Starting May 21, 2011, visitors to the Stephen A. Schwarzman branch of the NYPL can play the game with their personal smartphones or on Library computers. Global players will join the game with any computer that has access to the Internet. The game is free to play.
The game is designed to empower players to find inspiration for their own extraordinary futures by bringing them face-to-face with the writings and personal objects of people who made an extraordinary difference in the past.
The game starts with a special, invitation-only event on May 20, 2011. As part of the Centennial celebration weekend, hundreds of gamers will earn the chance to join a special once-in-a-lifetime event: an “overnight lock-in” at NYPL’s Stephen A. Schwarzman building. This “write all night” lock in will serve as the official kick-off for the Find The Future game.
EVOKE is a ten-week crash course in changing the world. The goal of the social network game is to help empower people all over the world to come up with creative solutions to our most urgent social problems. The game’s first season began on March 3, 2010 and ended on May 12th, 2010.

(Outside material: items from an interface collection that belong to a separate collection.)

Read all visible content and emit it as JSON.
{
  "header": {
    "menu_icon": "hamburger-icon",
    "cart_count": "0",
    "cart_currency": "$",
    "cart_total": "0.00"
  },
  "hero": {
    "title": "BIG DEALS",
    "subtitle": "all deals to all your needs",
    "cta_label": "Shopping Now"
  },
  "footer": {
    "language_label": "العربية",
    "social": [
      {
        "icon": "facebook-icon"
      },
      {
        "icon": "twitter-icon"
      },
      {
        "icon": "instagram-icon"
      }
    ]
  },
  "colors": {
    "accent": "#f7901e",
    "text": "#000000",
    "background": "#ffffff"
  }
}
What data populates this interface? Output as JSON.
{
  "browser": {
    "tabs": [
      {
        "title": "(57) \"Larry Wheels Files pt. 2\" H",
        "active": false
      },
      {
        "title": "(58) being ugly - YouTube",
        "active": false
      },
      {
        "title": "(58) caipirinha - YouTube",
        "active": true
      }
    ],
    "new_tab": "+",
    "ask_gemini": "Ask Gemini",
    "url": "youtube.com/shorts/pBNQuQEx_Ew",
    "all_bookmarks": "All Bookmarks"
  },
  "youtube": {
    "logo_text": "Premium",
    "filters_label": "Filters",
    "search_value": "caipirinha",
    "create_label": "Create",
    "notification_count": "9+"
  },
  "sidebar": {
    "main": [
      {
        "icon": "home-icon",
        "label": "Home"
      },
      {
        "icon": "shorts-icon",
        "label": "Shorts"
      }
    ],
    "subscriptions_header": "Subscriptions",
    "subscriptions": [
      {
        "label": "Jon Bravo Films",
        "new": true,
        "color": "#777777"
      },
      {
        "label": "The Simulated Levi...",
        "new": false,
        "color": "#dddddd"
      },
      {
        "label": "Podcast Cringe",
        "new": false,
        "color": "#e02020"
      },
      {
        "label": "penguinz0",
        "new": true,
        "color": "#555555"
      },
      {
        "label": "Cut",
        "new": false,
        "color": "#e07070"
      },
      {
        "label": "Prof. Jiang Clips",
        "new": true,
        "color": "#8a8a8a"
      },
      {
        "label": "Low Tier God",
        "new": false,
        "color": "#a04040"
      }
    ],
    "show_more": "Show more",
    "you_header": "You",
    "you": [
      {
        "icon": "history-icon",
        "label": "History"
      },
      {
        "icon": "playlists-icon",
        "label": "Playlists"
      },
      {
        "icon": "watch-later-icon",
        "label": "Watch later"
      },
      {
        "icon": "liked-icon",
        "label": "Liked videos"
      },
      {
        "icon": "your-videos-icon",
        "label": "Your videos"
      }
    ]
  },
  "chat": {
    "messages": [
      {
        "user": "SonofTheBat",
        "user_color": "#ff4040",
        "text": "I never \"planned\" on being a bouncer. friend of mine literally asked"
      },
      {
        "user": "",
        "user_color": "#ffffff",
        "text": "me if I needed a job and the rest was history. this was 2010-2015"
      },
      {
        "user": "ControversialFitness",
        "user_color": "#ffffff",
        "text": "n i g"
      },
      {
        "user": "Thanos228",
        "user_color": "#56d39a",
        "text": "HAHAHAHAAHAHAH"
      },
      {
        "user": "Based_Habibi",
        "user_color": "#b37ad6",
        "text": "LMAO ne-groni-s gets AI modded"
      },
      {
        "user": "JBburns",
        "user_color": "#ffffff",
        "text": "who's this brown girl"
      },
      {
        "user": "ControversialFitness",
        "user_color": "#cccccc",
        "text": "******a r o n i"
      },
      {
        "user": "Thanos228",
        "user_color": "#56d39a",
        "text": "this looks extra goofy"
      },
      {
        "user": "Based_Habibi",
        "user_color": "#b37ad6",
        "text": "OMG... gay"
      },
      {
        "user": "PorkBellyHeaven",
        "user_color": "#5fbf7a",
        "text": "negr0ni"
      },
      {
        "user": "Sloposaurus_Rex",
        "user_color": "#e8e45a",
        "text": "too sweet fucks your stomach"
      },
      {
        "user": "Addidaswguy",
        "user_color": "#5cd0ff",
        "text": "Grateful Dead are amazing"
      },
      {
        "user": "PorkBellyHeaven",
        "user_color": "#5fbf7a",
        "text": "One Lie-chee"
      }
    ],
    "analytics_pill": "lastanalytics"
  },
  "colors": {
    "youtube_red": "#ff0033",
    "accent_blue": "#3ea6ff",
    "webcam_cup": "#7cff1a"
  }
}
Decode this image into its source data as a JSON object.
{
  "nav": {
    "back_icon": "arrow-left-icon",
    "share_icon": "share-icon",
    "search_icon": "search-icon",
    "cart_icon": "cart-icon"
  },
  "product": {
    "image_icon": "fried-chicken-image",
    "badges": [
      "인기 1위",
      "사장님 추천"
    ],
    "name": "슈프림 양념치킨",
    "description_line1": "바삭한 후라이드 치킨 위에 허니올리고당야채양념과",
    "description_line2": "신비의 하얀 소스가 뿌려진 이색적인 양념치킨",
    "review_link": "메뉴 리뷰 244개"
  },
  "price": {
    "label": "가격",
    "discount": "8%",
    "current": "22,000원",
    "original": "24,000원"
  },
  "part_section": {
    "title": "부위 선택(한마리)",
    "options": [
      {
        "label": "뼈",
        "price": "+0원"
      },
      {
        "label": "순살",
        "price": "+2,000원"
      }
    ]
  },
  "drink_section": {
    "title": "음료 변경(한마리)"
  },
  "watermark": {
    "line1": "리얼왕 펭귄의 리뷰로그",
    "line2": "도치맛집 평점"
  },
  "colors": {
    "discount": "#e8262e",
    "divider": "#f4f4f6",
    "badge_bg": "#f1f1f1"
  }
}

All three of these examples were developed with the ingenuity and expertise of game designer and theorist Jane McGonigal, who has visions about the future of gaming that would have made Johan Huizinga proud. Innovative companies like SCVNGR and Will Wright’s new Hive Mind represent the next step toward realizing the dream of Huizinga and McGonigal: the gamification of everyday life.